Cooling and Separation (CSEP)

This research line focuses on industrial and domestic cooling systems.

Microscale Heat Transfer

The present trend is for mechanical and electrical components to become smaller and smaller. Since most component produce heat when operating, it is essential to cool them to perform well and to its life span. A method of cooling at such small scales is by micro-channels through which liquids flow and/or evaporate. These channels are placed on top of the hot spots. A main advantage of these micro-channels is that the surface-volume ratio becomes better. Another advantage is that distance to the local heat source is decreased. Furthermore, the heat transfer can locally be increased tremendously by evaporation in the micro-channels. However in that case the limits for a continuum approach will be reached since small scale effects become dominant. Accurate solutions can only be achieved when the physical processes at the different scales are coupled. A novel hybrid method is being developed for this purpose, combining molecular-dynamics analyses close to the wall with Monte Carlo simulations and a continuum apprach for the region away from the channel wall. In addition, new optical techniques for velocity and temperature measurements at the microscale level are being implemented and developed (micro-PIV and micro-LIF). Experiments on micro-electronic cooling are being performed in close collaboration with Philips.

More information: dr.ir. A.J.H. Frijns, dr. S.V. Gaastra - Nedea

Thermal Transport in Compact Systems

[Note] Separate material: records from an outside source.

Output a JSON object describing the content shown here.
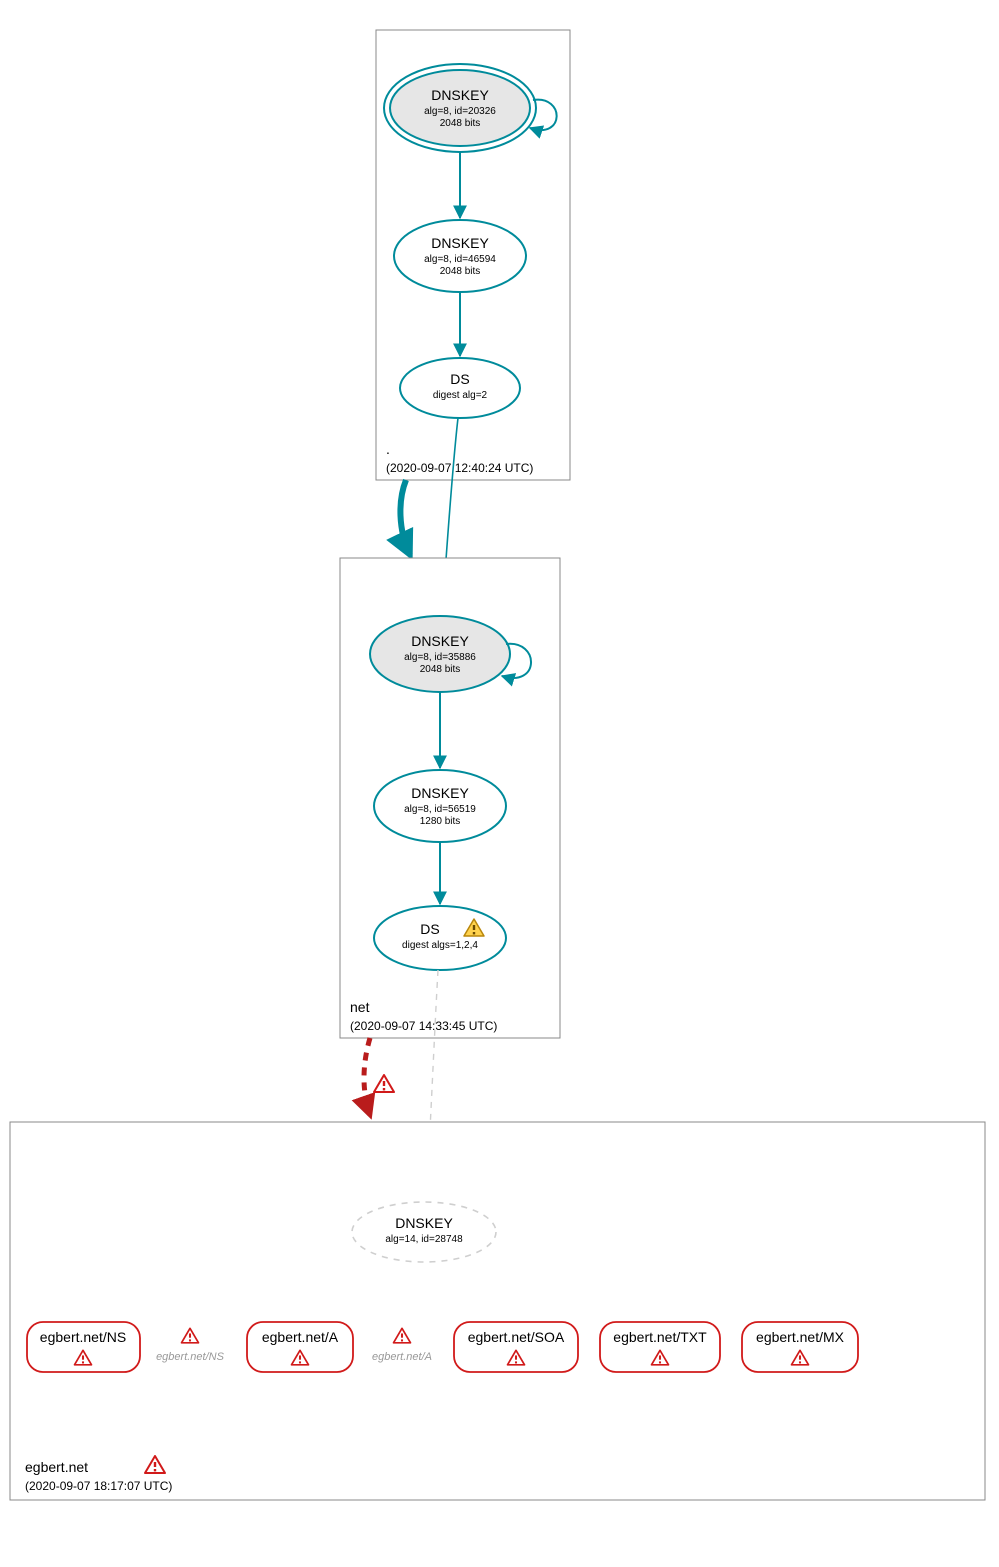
{
  "zones": {
    "root": {
      "name": ".",
      "timestamp": "(2020-09-07 12:40:24 UTC)",
      "nodes": {
        "ksk": {
          "title": "DNSKEY",
          "line2": "alg=8, id=20326",
          "line3": "2048 bits"
        },
        "zsk": {
          "title": "DNSKEY",
          "line2": "alg=8, id=46594",
          "line3": "2048 bits"
        },
        "ds": {
          "title": "DS",
          "line2": "digest alg=2"
        }
      }
    },
    "net": {
      "name": "net",
      "timestamp": "(2020-09-07 14:33:45 UTC)",
      "nodes": {
        "ksk": {
          "title": "DNSKEY",
          "line2": "alg=8, id=35886",
          "line3": "2048 bits"
        },
        "zsk": {
          "title": "DNSKEY",
          "line2": "alg=8, id=56519",
          "line3": "1280 bits"
        },
        "ds": {
          "title": "DS",
          "line2": "digest algs=1,2,4"
        }
      }
    },
    "egbert": {
      "name": "egbert.net",
      "timestamp": "(2020-09-07 18:17:07 UTC)",
      "nodes": {
        "key": {
          "title": "DNSKEY",
          "line2": "alg=14, id=28748"
        }
      },
      "rrs": {
        "ns": "egbert.net/NS",
        "a": "egbert.net/A",
        "soa": "egbert.net/SOA",
        "txt": "egbert.net/TXT",
        "mx": "egbert.net/MX"
      },
      "ghosts": {
        "ns": "egbert.net/NS",
        "a": "egbert.net/A"
      }
    }
  }
}
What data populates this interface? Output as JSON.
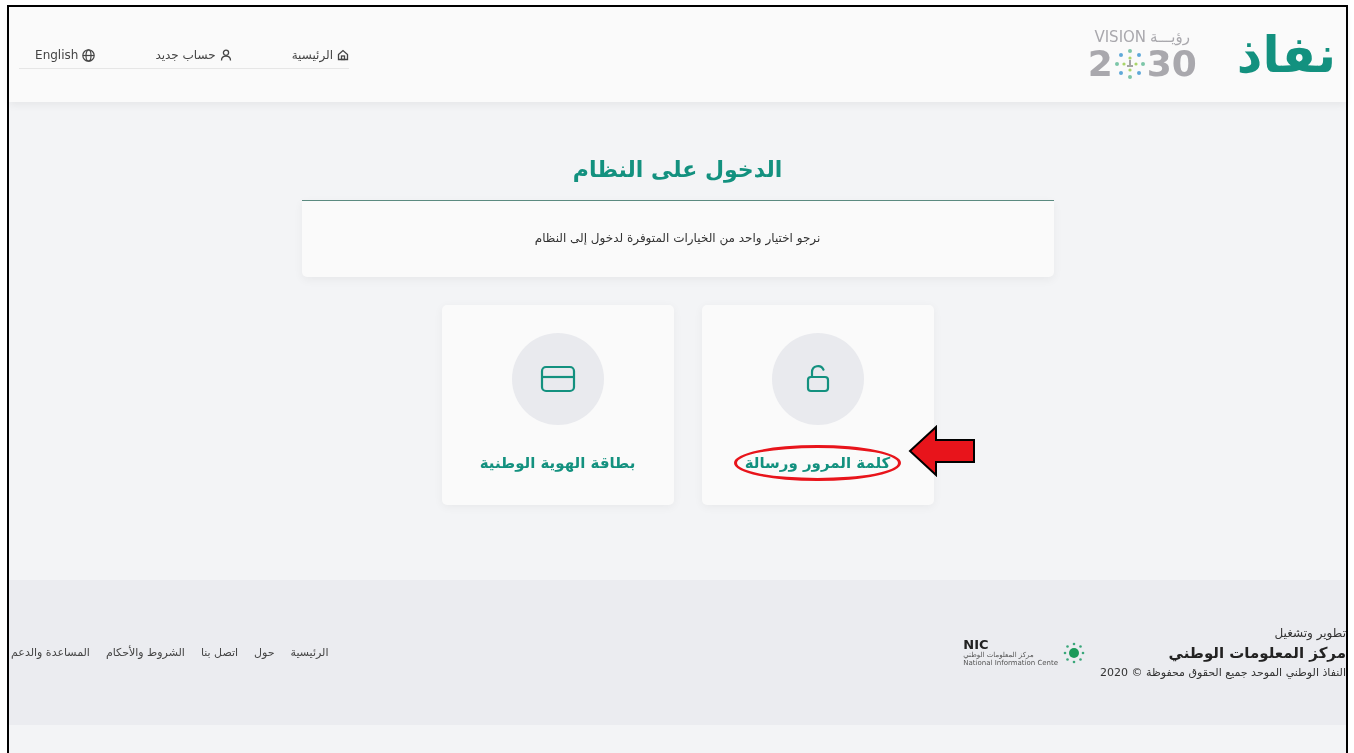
{
  "header": {
    "logo": "نفاذ",
    "vision_logo": {
      "vision": "VISION",
      "ruya": "رؤيـــة",
      "year_start": "2",
      "year_end": "30"
    },
    "nav": [
      {
        "label": "الرئيسية",
        "kind": "home"
      },
      {
        "label": "حساب جديد",
        "kind": "user"
      },
      {
        "label": "English",
        "kind": "globe"
      }
    ]
  },
  "login": {
    "title": "الدخول على النظام",
    "message": "نرجو اختيار واحد من الخيارات المتوفرة لدخول إلى النظام",
    "methods": [
      {
        "label": "كلمة المرور ورسالة",
        "kind": "lock",
        "highlighted": true
      },
      {
        "label": "بطاقة الهوية الوطنية",
        "kind": "card",
        "highlighted": false
      }
    ]
  },
  "footer": {
    "developed_by": "تطوير وتشغيل",
    "org": "مركز المعلومات الوطني",
    "copyright": "النفاذ الوطني الموحد جميع الحقوق محفوظة © 2020",
    "nic_logo": {
      "abbr": "NIC",
      "arabic": "مركز المعلومات الوطني",
      "english": "National Information Cente"
    },
    "links": [
      "الرئيسية",
      "حول",
      "اتصل بنا",
      "الشروط والأحكام",
      "المساعدة والدعم"
    ]
  }
}
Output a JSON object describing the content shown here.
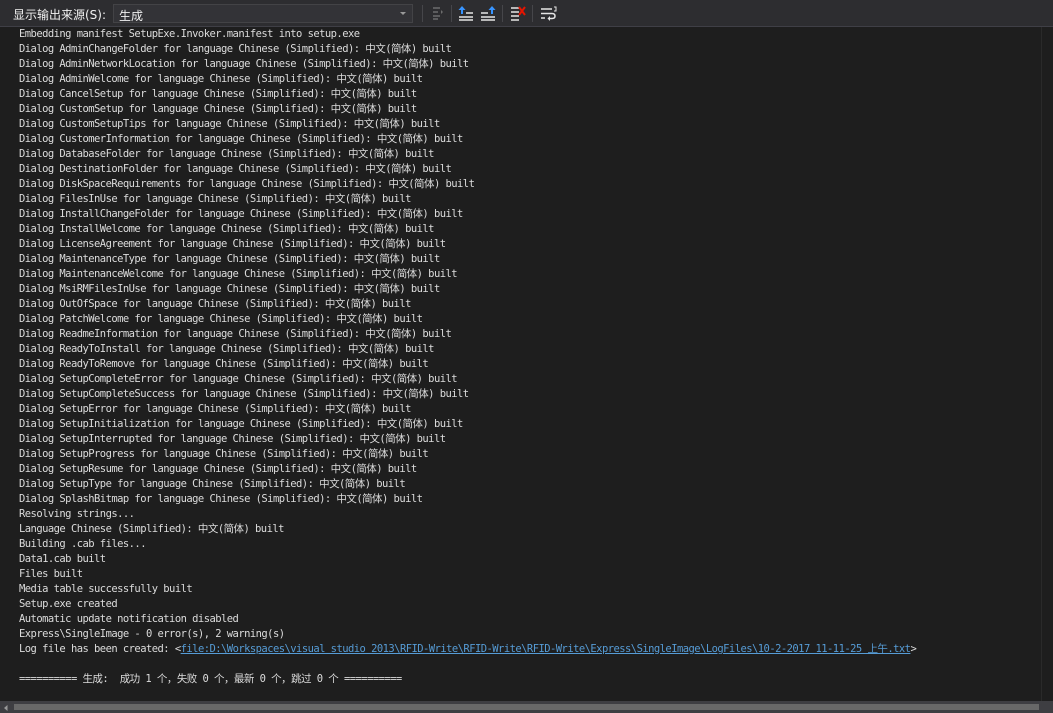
{
  "toolbar": {
    "source_label": "显示输出来源(S):",
    "source_value": "生成",
    "buttons": [
      {
        "name": "goto-prev-message-button",
        "icon": "find-message-icon"
      },
      {
        "name": "goto-prev-line-button",
        "icon": "go-previous-icon"
      },
      {
        "name": "goto-next-line-button",
        "icon": "go-next-icon"
      },
      {
        "name": "clear-all-button",
        "icon": "clear-all-icon"
      },
      {
        "name": "toggle-word-wrap-button",
        "icon": "word-wrap-icon"
      }
    ]
  },
  "output": {
    "lines": [
      "Embedding manifest SetupExe.Invoker.manifest into setup.exe",
      "Dialog AdminChangeFolder for language Chinese (Simplified): 中文(简体) built",
      "Dialog AdminNetworkLocation for language Chinese (Simplified): 中文(简体) built",
      "Dialog AdminWelcome for language Chinese (Simplified): 中文(简体) built",
      "Dialog CancelSetup for language Chinese (Simplified): 中文(简体) built",
      "Dialog CustomSetup for language Chinese (Simplified): 中文(简体) built",
      "Dialog CustomSetupTips for language Chinese (Simplified): 中文(简体) built",
      "Dialog CustomerInformation for language Chinese (Simplified): 中文(简体) built",
      "Dialog DatabaseFolder for language Chinese (Simplified): 中文(简体) built",
      "Dialog DestinationFolder for language Chinese (Simplified): 中文(简体) built",
      "Dialog DiskSpaceRequirements for language Chinese (Simplified): 中文(简体) built",
      "Dialog FilesInUse for language Chinese (Simplified): 中文(简体) built",
      "Dialog InstallChangeFolder for language Chinese (Simplified): 中文(简体) built",
      "Dialog InstallWelcome for language Chinese (Simplified): 中文(简体) built",
      "Dialog LicenseAgreement for language Chinese (Simplified): 中文(简体) built",
      "Dialog MaintenanceType for language Chinese (Simplified): 中文(简体) built",
      "Dialog MaintenanceWelcome for language Chinese (Simplified): 中文(简体) built",
      "Dialog MsiRMFilesInUse for language Chinese (Simplified): 中文(简体) built",
      "Dialog OutOfSpace for language Chinese (Simplified): 中文(简体) built",
      "Dialog PatchWelcome for language Chinese (Simplified): 中文(简体) built",
      "Dialog ReadmeInformation for language Chinese (Simplified): 中文(简体) built",
      "Dialog ReadyToInstall for language Chinese (Simplified): 中文(简体) built",
      "Dialog ReadyToRemove for language Chinese (Simplified): 中文(简体) built",
      "Dialog SetupCompleteError for language Chinese (Simplified): 中文(简体) built",
      "Dialog SetupCompleteSuccess for language Chinese (Simplified): 中文(简体) built",
      "Dialog SetupError for language Chinese (Simplified): 中文(简体) built",
      "Dialog SetupInitialization for language Chinese (Simplified): 中文(简体) built",
      "Dialog SetupInterrupted for language Chinese (Simplified): 中文(简体) built",
      "Dialog SetupProgress for language Chinese (Simplified): 中文(简体) built",
      "Dialog SetupResume for language Chinese (Simplified): 中文(简体) built",
      "Dialog SetupType for language Chinese (Simplified): 中文(简体) built",
      "Dialog SplashBitmap for language Chinese (Simplified): 中文(简体) built",
      "Resolving strings...",
      "Language Chinese (Simplified): 中文(简体) built",
      "Building .cab files...",
      "Data1.cab built",
      "Files built",
      "Media table successfully built",
      "Setup.exe created",
      "Automatic update notification disabled",
      "Express\\SingleImage - 0 error(s), 2 warning(s)"
    ],
    "log_prefix": "Log file has been created: ",
    "log_open": "<",
    "log_link": "file:D:\\Workspaces\\visual studio 2013\\RFID-Write\\RFID-Write\\RFID-Write\\Express\\SingleImage\\LogFiles\\10-2-2017 11-11-25 上午.txt",
    "log_close": ">",
    "summary": "========== 生成:  成功 1 个，失败 0 个，最新 0 个，跳过 0 个 =========="
  },
  "colors": {
    "background": "#1e1e1e",
    "toolbar": "#2d2d30",
    "text": "#dcdcdc",
    "link": "#569cd6"
  }
}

Research concentrates on (thermal) transport phenomena in compact fluid-dynamical systems. Topics of interest are heat and mass transfer in the laminar flow regime (relevant to e.g. compact equipment for thermo fluids engineering and micro-fluidics applications) and the system-level dynamics of phase-change cooling schemes as e.g. employed in electronics cooling.

The first topic involves development of a unified Lagrangian description for fluid transport and heat transfer for a wide range of laminar transport problems (e.g. heat transfer, mixing, dispersion of additives) in industry. This facilitates alternative ways for studying heat and mass transfer, e.g. heat-transfer visualisation in a similar manner as flow visualisation and analysis of heat transfer by methods from mixing technology, that are expected to afford new insight into the underlying transport phenomena. Applications currently studied include heat-transfer visualisation in industrial heat exchangers and heat-transfer enhancement in micro-flows.

The second topic involves development of a compact model for phase-change heat transfer in small devices (e.g. electronics cooling). This model hinges on description of phase-change heat transfer entirely in terms of the temperature distribution within the heater and incorporation of the fluid-heater interaction by a non linear boundary condition. key advantage of this approach is that it enables investigation of the system-level behaviour of phase-change heat transfer without the need for detailed description of microscopic (multi-phase) phenomena. The compact model thus has great potential for analyses of realistic (industrial) configurations. Both topics employ a variety of numerical and experimental techniques including spectral methods, 2D/3D PTV, (micro-)PIV and (micro-)LIF.

More information: dr.ir. M.F.M. Speetjens

Individual Thermal comfort

The built environment is one of the largest users of fossil fuels. With the current technology huge savings on energy usage can be realized. However, a lot of the theoretically possible targets are not realized in practice, because too little attention is given to the physiology, health and behavior of the individual occupant.

Human thermal comfort depends on many thermal processes. Optimal thermal comfort requires a thermal equilibrium between the human body and its surroundings. For this purpose numerical heat transfer models are developed. In cooperation with Maastricht University we are developing such model, ThermoSEM, that also incorporates thermophysiology. This model can be used to optimize the thermal indoor climate in the built environment taking individual differences and preferences into account: minimizing the energy consumption while ensuring or even improving men’s well-being (thermal comfort and health).

More information: dr.ir. A.J.H. Frijns, prof.dr.ir. D.M.J. Smeulders, prof.dr.ir. A.A. van Steenhoven